[Page and application data records]
----

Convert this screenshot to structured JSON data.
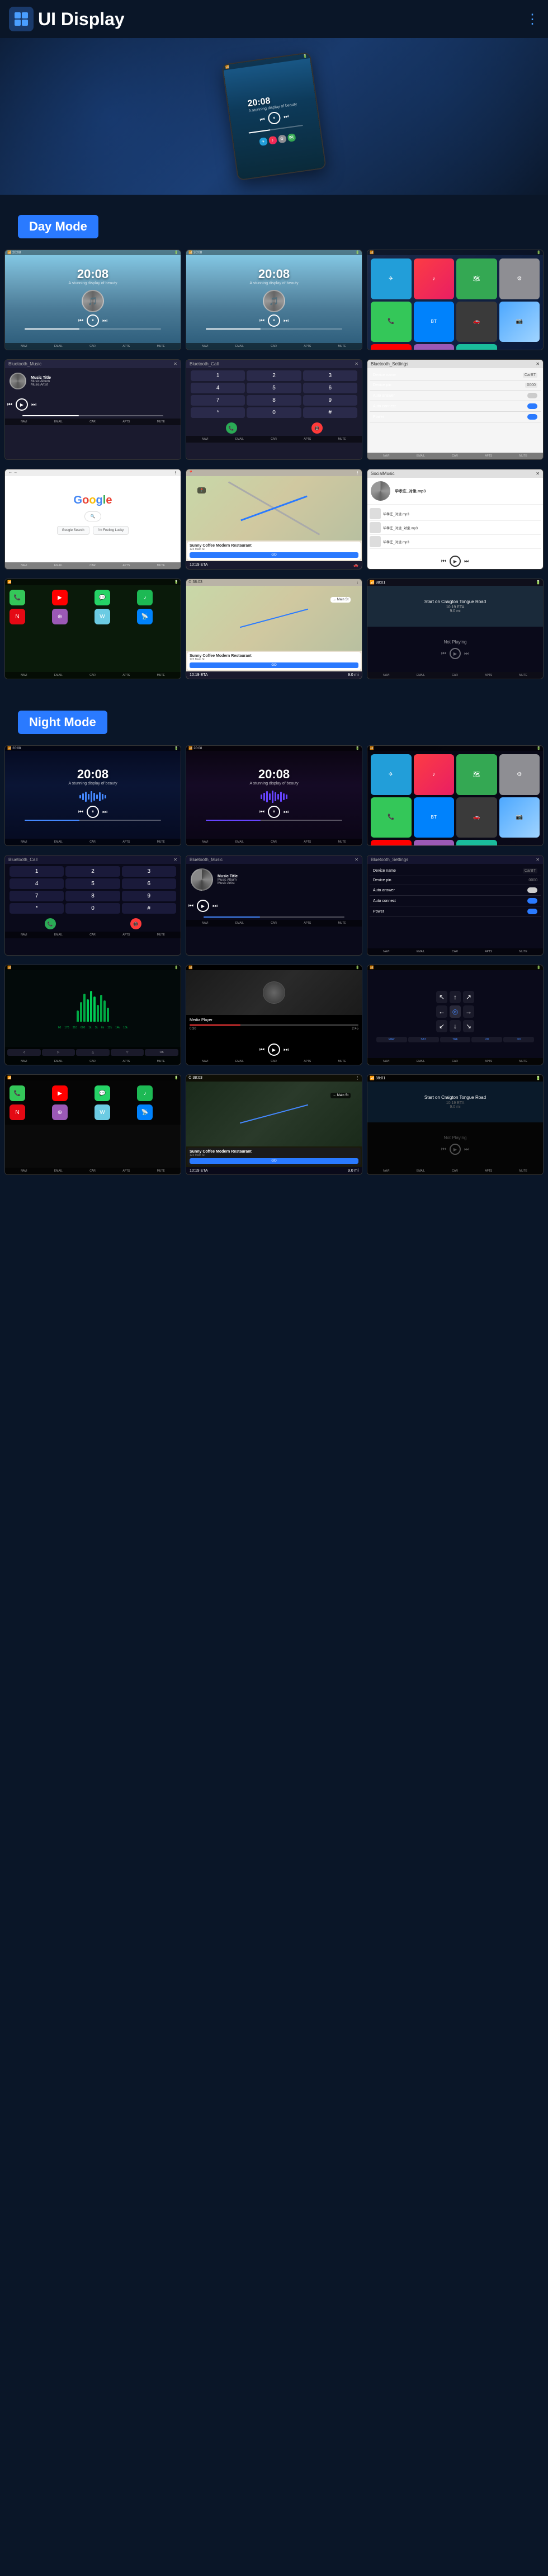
{
  "app": {
    "title": "UI Display",
    "menu_icon": "≡",
    "hamburger": "☰",
    "dots_icon": "⋮"
  },
  "sections": {
    "day_mode": "Day Mode",
    "night_mode": "Night Mode"
  },
  "music_player": {
    "time": "20:08",
    "subtitle": "A stunning display of beauty",
    "track_title": "Music Title",
    "track_album": "Music Album",
    "track_artist": "Music Artist",
    "play_icon": "▶",
    "pause_icon": "⏸",
    "prev_icon": "⏮",
    "next_icon": "⏭",
    "shuffle": "⇄",
    "repeat": "↺"
  },
  "bluetooth": {
    "call_label": "Bluetooth_Call",
    "music_label": "Bluetooth_Music",
    "settings_label": "Bluetooth_Settings"
  },
  "settings": {
    "device_name_label": "Device name",
    "device_name_value": "CarBT",
    "device_pin_label": "Device pin",
    "device_pin_value": "0000",
    "auto_answer_label": "Auto answer",
    "auto_connect_label": "Auto connect",
    "power_label": "Power"
  },
  "navigation": {
    "eta_label": "10:19 ETA",
    "distance_label": "9.0 mi",
    "street_label": "Start on Craigton Tongue Road",
    "restaurant_name": "Sunny Coffee Modern Restaurant",
    "restaurant_address": "123 Main St",
    "go_button": "GO"
  },
  "not_playing": {
    "label": "Not Playing"
  },
  "call_buttons": {
    "nums": [
      "1",
      "2",
      "3",
      "4",
      "5",
      "6",
      "7",
      "8",
      "9",
      "*",
      "0",
      "#"
    ]
  },
  "dock_items": [
    "NAVI",
    "EMAIL",
    "CAR",
    "APTS",
    "MUTE"
  ]
}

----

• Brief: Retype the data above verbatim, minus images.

• Response area:
Convert this screenshot to structured JSON data.
{
  "app": {
    "title": "UI Display",
    "menu_icon": "≡",
    "hamburger": "☰",
    "dots_icon": "⋮"
  },
  "sections": {
    "day_mode": "Day Mode",
    "night_mode": "Night Mode"
  },
  "music_player": {
    "time": "20:08",
    "subtitle": "A stunning display of beauty",
    "track_title": "Music Title",
    "track_album": "Music Album",
    "track_artist": "Music Artist",
    "play_icon": "▶",
    "pause_icon": "⏸",
    "prev_icon": "⏮",
    "next_icon": "⏭",
    "shuffle": "⇄",
    "repeat": "↺"
  },
  "bluetooth": {
    "call_label": "Bluetooth_Call",
    "music_label": "Bluetooth_Music",
    "settings_label": "Bluetooth_Settings"
  },
  "settings": {
    "device_name_label": "Device name",
    "device_name_value": "CarBT",
    "device_pin_label": "Device pin",
    "device_pin_value": "0000",
    "auto_answer_label": "Auto answer",
    "auto_connect_label": "Auto connect",
    "power_label": "Power"
  },
  "navigation": {
    "eta_label": "10:19 ETA",
    "distance_label": "9.0 mi",
    "street_label": "Start on Craigton Tongue Road",
    "restaurant_name": "Sunny Coffee Modern Restaurant",
    "restaurant_address": "123 Main St",
    "go_button": "GO"
  },
  "not_playing": {
    "label": "Not Playing"
  },
  "call_buttons": {
    "nums": [
      "1",
      "2",
      "3",
      "4",
      "5",
      "6",
      "7",
      "8",
      "9",
      "*",
      "0",
      "#"
    ]
  },
  "dock_items": [
    "NAVI",
    "EMAIL",
    "CAR",
    "APTS",
    "MUTE"
  ]
}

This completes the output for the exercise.